ART: Jake Brooks
October 18, 2012 § Leave a comment
Recently I’ve been watching YouTube clips of Max Wall performing in his role as Professor Wallofski. The weirdness of antiquity hangs over this kind of comedy but unlike other entertainers of the Music Hall era, Wall’s influence (on John Cleese and Les Dawson, for example) is clear and his abject yet distasteful persona, tattered creature of the night who has fallen into the wrong world, is compulsively creepy. Part of his professorial status is earned through a piano whose presence requires not only music but a configuration of the body. Wall’s arachnid body malfunctions under the pressure of this demand (not uncommon among virtuosi); his wrists go floppy or one arm becomes shorter than the other, must be extended and then compared in a routine that addresses the piano as a near-silent phantom of cultural rectitude, patient and implacable in its search for the perfect human specimen.

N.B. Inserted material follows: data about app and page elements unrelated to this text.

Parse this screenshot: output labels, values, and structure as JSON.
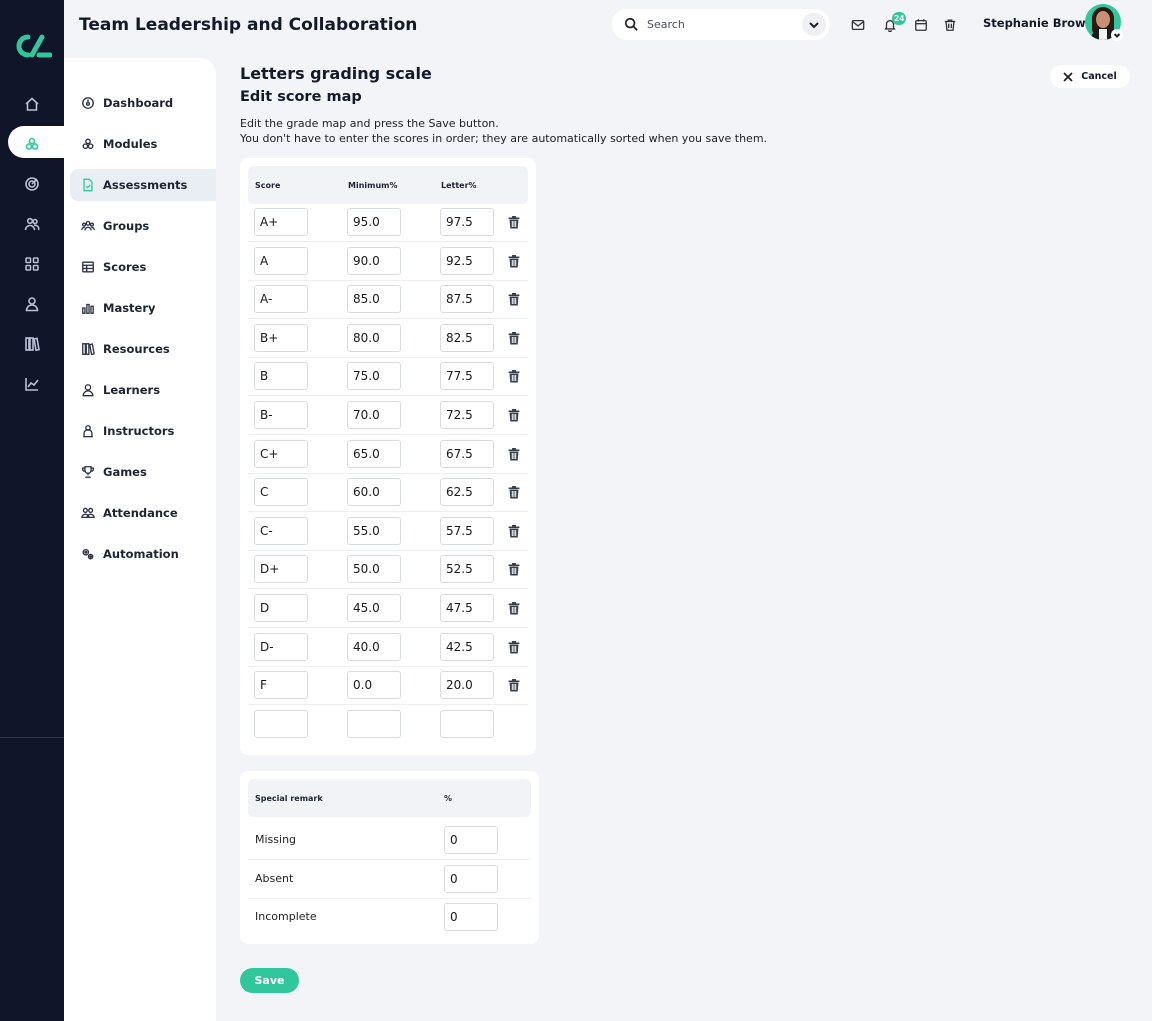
{
  "app": {
    "title": "Team Leadership and Collaboration"
  },
  "header": {
    "search_placeholder": "Search",
    "notification_count": "24",
    "user_name": "Stephanie Brown"
  },
  "rail_icons": [
    "home-icon",
    "modules-icon",
    "target-icon",
    "people-icon",
    "grid-icon",
    "person-icon",
    "books-icon",
    "chart-icon"
  ],
  "sidebar": {
    "items": [
      {
        "label": "Dashboard",
        "icon": "dashboard-icon"
      },
      {
        "label": "Modules",
        "icon": "modules-icon"
      },
      {
        "label": "Assessments",
        "icon": "assessments-icon",
        "active": true
      },
      {
        "label": "Groups",
        "icon": "groups-icon"
      },
      {
        "label": "Scores",
        "icon": "scores-icon"
      },
      {
        "label": "Mastery",
        "icon": "mastery-icon"
      },
      {
        "label": "Resources",
        "icon": "resources-icon"
      },
      {
        "label": "Learners",
        "icon": "learners-icon"
      },
      {
        "label": "Instructors",
        "icon": "instructors-icon"
      },
      {
        "label": "Games",
        "icon": "trophy-icon"
      },
      {
        "label": "Attendance",
        "icon": "attendance-icon"
      },
      {
        "label": "Automation",
        "icon": "gears-icon"
      }
    ]
  },
  "main": {
    "title": "Letters grading scale",
    "subtitle": "Edit score map",
    "instruction_1": "Edit the grade map and press the Save button.",
    "instruction_2": "You don't have to enter the scores in order; they are automatically sorted when you save them.",
    "cancel_label": "Cancel",
    "save_label": "Save"
  },
  "grade_table": {
    "headers": {
      "score": "Score",
      "minimum": "Minimum%",
      "letter": "Letter%"
    },
    "rows": [
      {
        "score": "A+",
        "minimum": "95.0",
        "letter": "97.5"
      },
      {
        "score": "A",
        "minimum": "90.0",
        "letter": "92.5"
      },
      {
        "score": "A-",
        "minimum": "85.0",
        "letter": "87.5"
      },
      {
        "score": "B+",
        "minimum": "80.0",
        "letter": "82.5"
      },
      {
        "score": "B",
        "minimum": "75.0",
        "letter": "77.5"
      },
      {
        "score": "B-",
        "minimum": "70.0",
        "letter": "72.5"
      },
      {
        "score": "C+",
        "minimum": "65.0",
        "letter": "67.5"
      },
      {
        "score": "C",
        "minimum": "60.0",
        "letter": "62.5"
      },
      {
        "score": "C-",
        "minimum": "55.0",
        "letter": "57.5"
      },
      {
        "score": "D+",
        "minimum": "50.0",
        "letter": "52.5"
      },
      {
        "score": "D",
        "minimum": "45.0",
        "letter": "47.5"
      },
      {
        "score": "D-",
        "minimum": "40.0",
        "letter": "42.5"
      },
      {
        "score": "F",
        "minimum": "0.0",
        "letter": "20.0"
      },
      {
        "score": "",
        "minimum": "",
        "letter": "",
        "empty": true
      }
    ]
  },
  "remark_table": {
    "headers": {
      "remark": "Special remark",
      "percent": "%"
    },
    "rows": [
      {
        "label": "Missing",
        "value": "0"
      },
      {
        "label": "Absent",
        "value": "0"
      },
      {
        "label": "Incomplete",
        "value": "0"
      }
    ]
  },
  "colors": {
    "accent": "#2fc79b",
    "rail": "#10152a",
    "background": "#f2f4f8"
  }
}
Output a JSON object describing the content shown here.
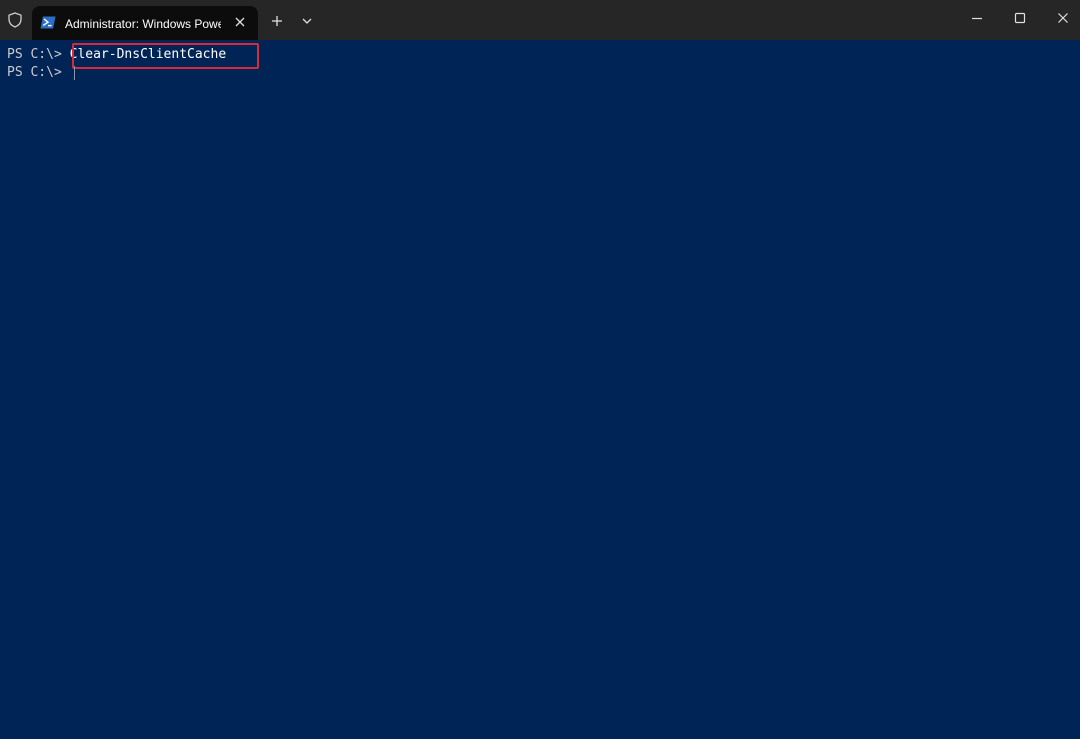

All musical instruments come with baggage. In fact they are baggage – objects of surrealist furniture that speak. Smash them, burn them, build them in funny shapes or digital simulacra and yet they grin back: “still here”. Seeing Rhodri Davies set himself up to play amplified harp at Café Oto last night reminded me of Max Wall, not because Rhodri gurns, suffers limb rubberisation or wears black tights but because the instrument is the ventriloquist doll that has the last word. Whatever you do to me tonight, I am the harp of your childhood and all childhoods, it says. Now do your worst. read more
ART: Ando Hiroshige